▸ Work order
Your answer is every line of the material below in which the string "title" occurs.
Segment Start: Extracted records
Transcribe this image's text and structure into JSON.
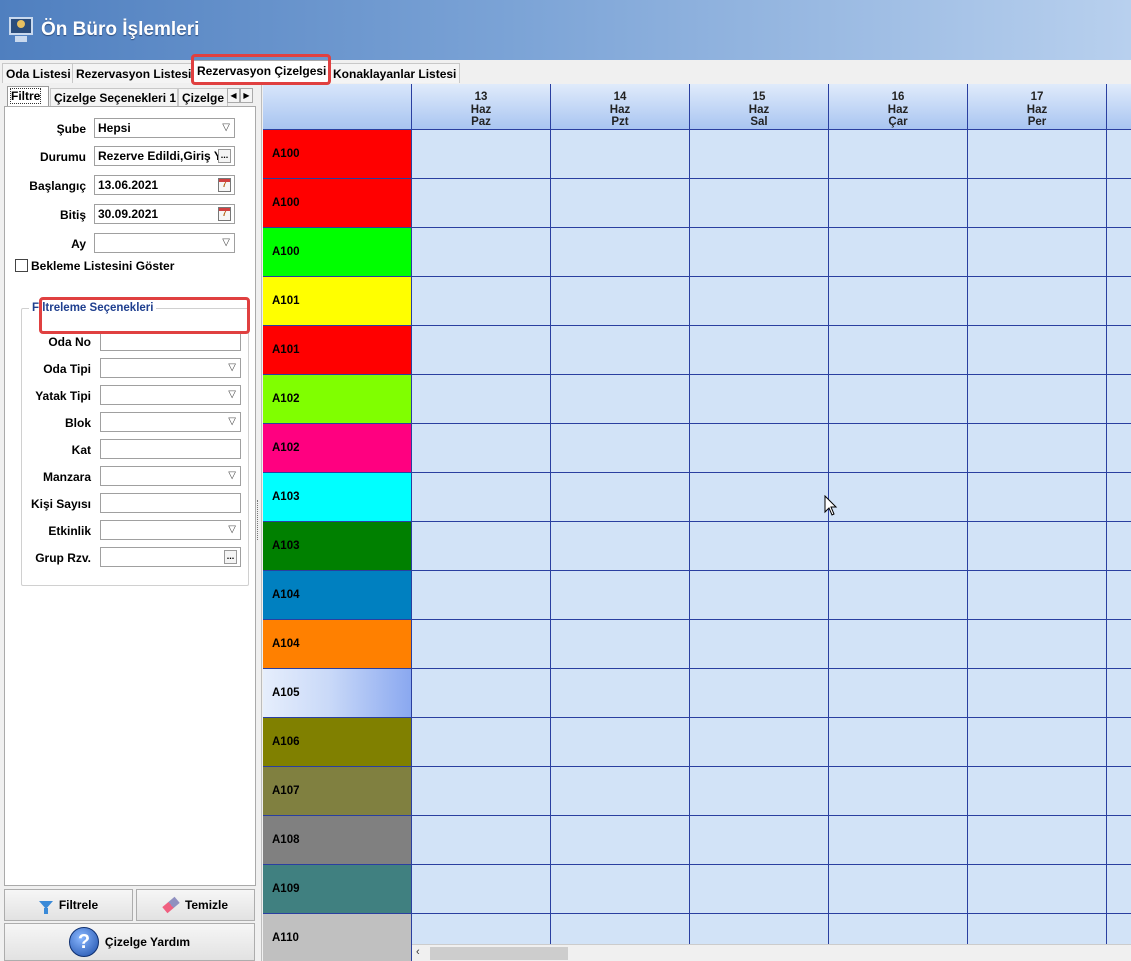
{
  "window": {
    "title": "Ön Büro İşlemleri"
  },
  "main_tabs": [
    {
      "label": "Oda Listesi"
    },
    {
      "label": "Rezervasyon Listesi"
    },
    {
      "label": "Rezervasyon Çizelgesi"
    },
    {
      "label": "Konaklayanlar Listesi"
    }
  ],
  "sub_tabs": [
    {
      "label": "Filtre"
    },
    {
      "label": "Çizelge Seçenekleri 1"
    },
    {
      "label": "Çizelge"
    }
  ],
  "filter": {
    "sube_label": "Şube",
    "sube_value": "Hepsi",
    "durum_label": "Durumu",
    "durum_value": "Rezerve Edildi,Giriş Y",
    "baslangic_label": "Başlangıç",
    "baslangic_value": "13.06.2021",
    "bitis_label": "Bitiş",
    "bitis_value": "30.09.2021",
    "ay_label": "Ay",
    "ay_value": "",
    "bekleme_label": "Bekleme Listesini Göster",
    "calendar_icon_text": "7",
    "ellipsis_text": "..."
  },
  "filter_options": {
    "title": "Filtreleme Seçenekleri",
    "oda_no": "Oda No",
    "oda_tipi": "Oda Tipi",
    "yatak_tipi": "Yatak Tipi",
    "blok": "Blok",
    "kat": "Kat",
    "manzara": "Manzara",
    "kisi_sayisi": "Kişi Sayısı",
    "etkinlik": "Etkinlik",
    "grup_rzv": "Grup Rzv."
  },
  "buttons": {
    "filtrele": "Filtrele",
    "temizle": "Temizle",
    "yardim": "Çizelge Yardım"
  },
  "schedule": {
    "columns": [
      {
        "day": "13",
        "month": "Haz",
        "weekday": "Paz"
      },
      {
        "day": "14",
        "month": "Haz",
        "weekday": "Pzt"
      },
      {
        "day": "15",
        "month": "Haz",
        "weekday": "Sal"
      },
      {
        "day": "16",
        "month": "Haz",
        "weekday": "Çar"
      },
      {
        "day": "17",
        "month": "Haz",
        "weekday": "Per"
      }
    ],
    "rooms": [
      {
        "label": "A100",
        "color": "#ff0000"
      },
      {
        "label": "A100",
        "color": "#ff0000"
      },
      {
        "label": "A100",
        "color": "#00ff00"
      },
      {
        "label": "A101",
        "color": "#ffff00"
      },
      {
        "label": "A101",
        "color": "#ff0000"
      },
      {
        "label": "A102",
        "color": "#80ff00"
      },
      {
        "label": "A102",
        "color": "#ff0080"
      },
      {
        "label": "A103",
        "color": "#00ffff"
      },
      {
        "label": "A103",
        "color": "#008000"
      },
      {
        "label": "A104",
        "color": "#0080c0"
      },
      {
        "label": "A104",
        "color": "#ff8000"
      },
      {
        "label": "A105",
        "color": "gradient"
      },
      {
        "label": "A106",
        "color": "#808000"
      },
      {
        "label": "A107",
        "color": "#808040"
      },
      {
        "label": "A108",
        "color": "#808080"
      },
      {
        "label": "A109",
        "color": "#408080"
      },
      {
        "label": "A110",
        "color": "#c0c0c0"
      }
    ],
    "scroll_left_arrow": "‹"
  }
}
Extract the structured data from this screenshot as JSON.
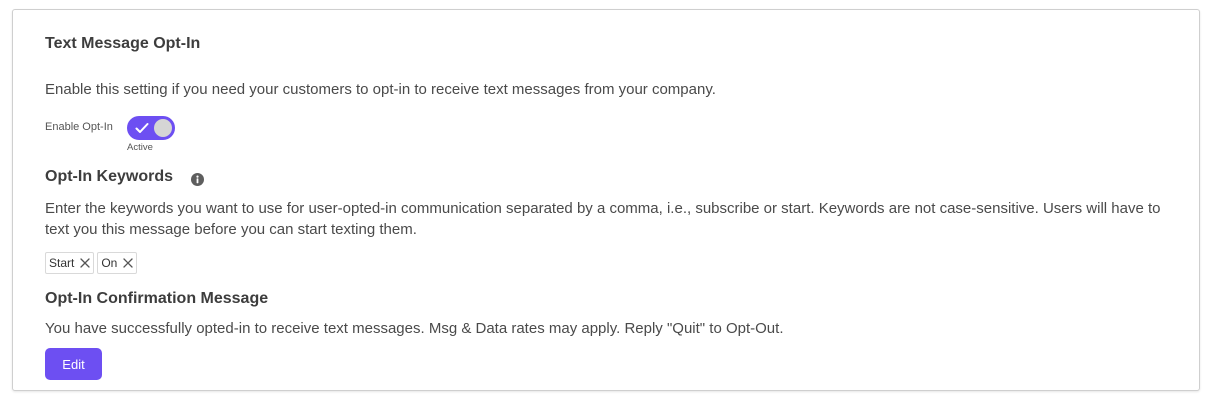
{
  "section": {
    "title": "Text Message Opt-In",
    "description": "Enable this setting if you need your customers to opt-in to receive text messages from your company."
  },
  "toggle": {
    "label": "Enable Opt-In",
    "status": "Active",
    "checked": true,
    "color": "#6d4ff2"
  },
  "keywords": {
    "title": "Opt-In Keywords",
    "icon": "info-icon",
    "description": "Enter the keywords you want to use for user-opted-in communication separated by a comma, i.e., subscribe or start. Keywords are not case-sensitive. Users will have to text you this message before you can start texting them.",
    "tags": [
      "Start",
      "On"
    ]
  },
  "confirmation": {
    "title": "Opt-In Confirmation Message",
    "message": "You have successfully opted-in to receive text messages. Msg & Data rates may apply. Reply \"Quit\" to Opt-Out.",
    "edit_label": "Edit"
  }
}
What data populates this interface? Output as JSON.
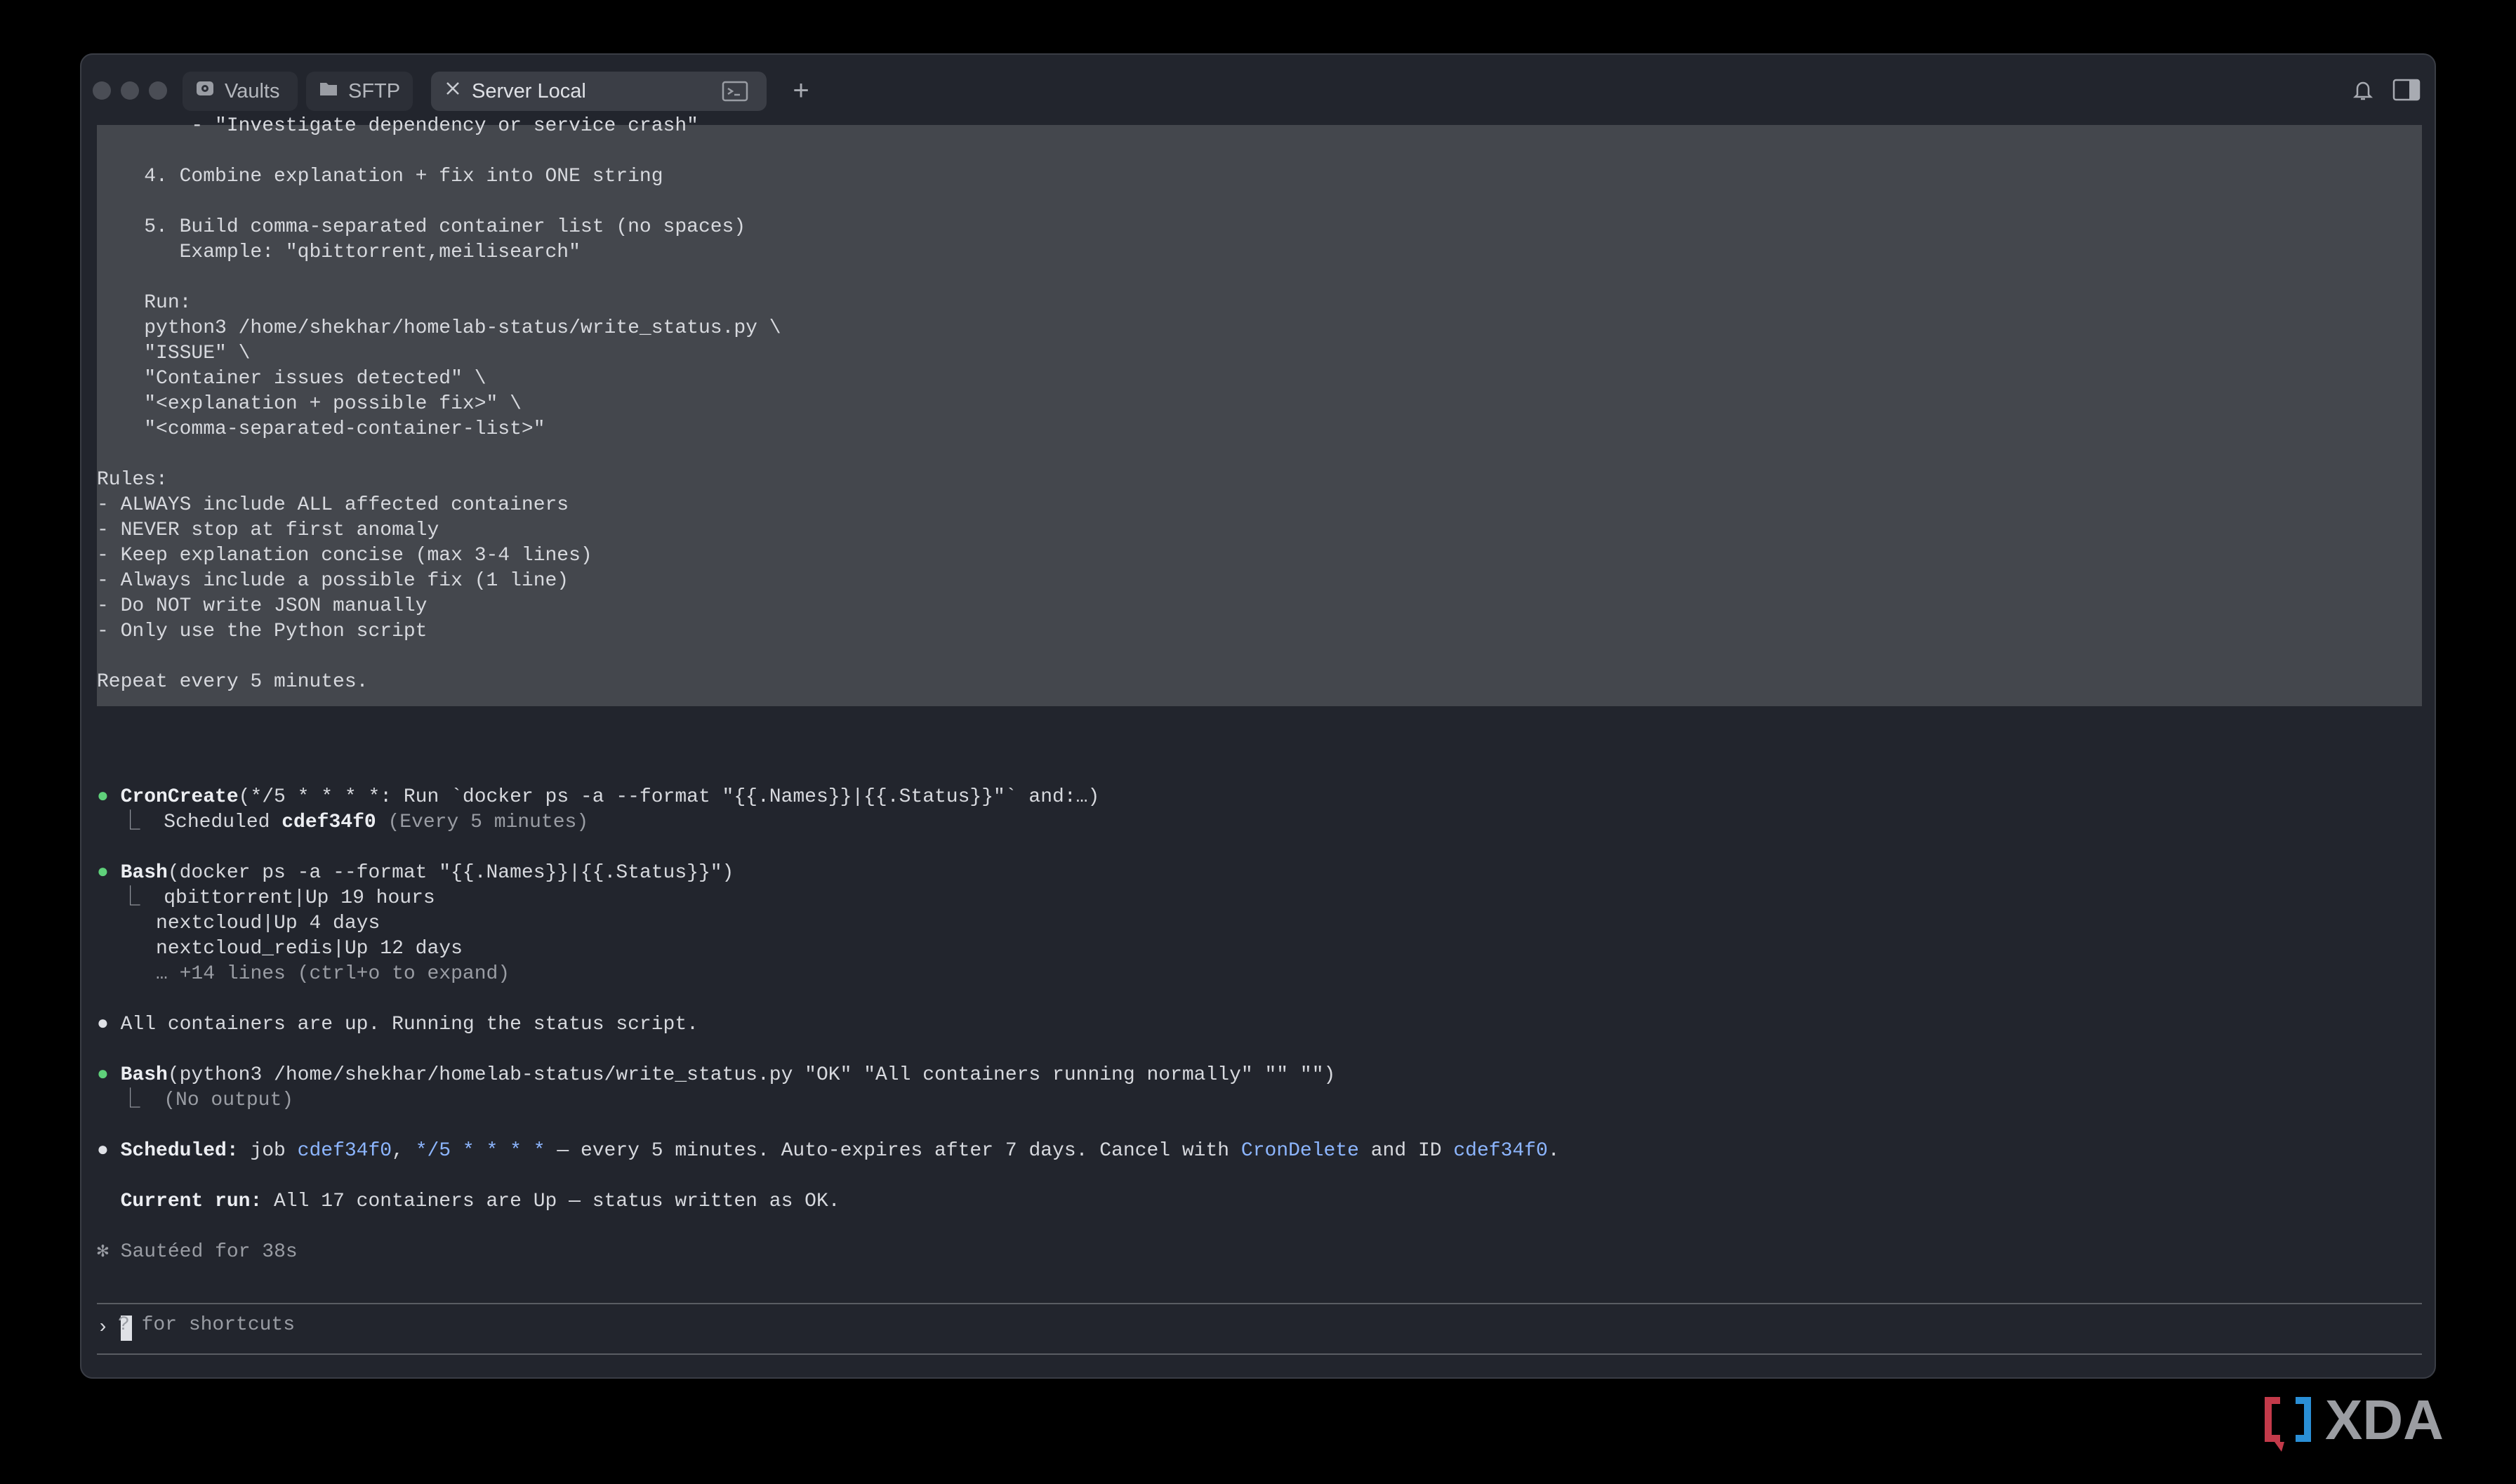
{
  "tabs": [
    {
      "label": "Vaults",
      "icon": "vault-icon"
    },
    {
      "label": "SFTP",
      "icon": "folder-icon"
    },
    {
      "label": "Server Local",
      "icon": "close-icon",
      "active": true
    }
  ],
  "terminal": {
    "prompt_lines": [
      "        - \"Investigate dependency or service crash\"",
      "",
      "    4. Combine explanation + fix into ONE string",
      "",
      "    5. Build comma-separated container list (no spaces)",
      "       Example: \"qbittorrent,meilisearch\"",
      "",
      "    Run:",
      "    python3 /home/shekhar/homelab-status/write_status.py \\",
      "    \"ISSUE\" \\",
      "    \"Container issues detected\" \\",
      "    \"<explanation + possible fix>\" \\",
      "    \"<comma-separated-container-list>\"",
      "",
      "Rules:",
      "- ALWAYS include ALL affected containers",
      "- NEVER stop at first anomaly",
      "- Keep explanation concise (max 3-4 lines)",
      "- Always include a possible fix (1 line)",
      "- Do NOT write JSON manually",
      "- Only use the Python script",
      "",
      "Repeat every 5 minutes."
    ],
    "cron": {
      "tool": "CronCreate",
      "args": "(*/5 * * * *: Run `docker ps -a --format \"{{.Names}}|{{.Status}}\"` and:…)",
      "result_prefix": "Scheduled ",
      "result_id": "cdef34f0",
      "result_suffix": " (Every 5 minutes)"
    },
    "bash1": {
      "tool": "Bash",
      "args": "(docker ps -a --format \"{{.Names}}|{{.Status}}\")",
      "output": [
        "qbittorrent|Up 19 hours",
        "nextcloud|Up 4 days",
        "nextcloud_redis|Up 12 days"
      ],
      "more": "… +14 lines (ctrl+o to expand)"
    },
    "message1": "All containers are up. Running the status script.",
    "bash2": {
      "tool": "Bash",
      "args": "(python3 /home/shekhar/homelab-status/write_status.py \"OK\" \"All containers running normally\" \"\" \"\")",
      "output": "(No output)"
    },
    "scheduled": {
      "label": "Scheduled:",
      "t1": " job ",
      "id": "cdef34f0",
      "t2": ", ",
      "cron": "*/5 * * * *",
      "t3": " — every 5 minutes. Auto-expires after 7 days. Cancel with ",
      "cmd": "CronDelete",
      "t4": " and ID ",
      "id2": "cdef34f0",
      "t5": "."
    },
    "current_run": {
      "label": "Current run:",
      "text": " All 17 containers are Up — status written as OK."
    },
    "status": "✻ Sautéed for 38s",
    "prompt_symbol": "›",
    "shortcuts_hint": "? for shortcuts"
  },
  "watermark": "XDA"
}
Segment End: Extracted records
▸ Reply
    "title": "Ön Büro İşlemleri"
    "title": "Filtreleme Seçenekleri",
    "title": "Text Message Opt-In",
    "title": "Opt-In Keywords",
    "title": "Opt-In Confirmation Message",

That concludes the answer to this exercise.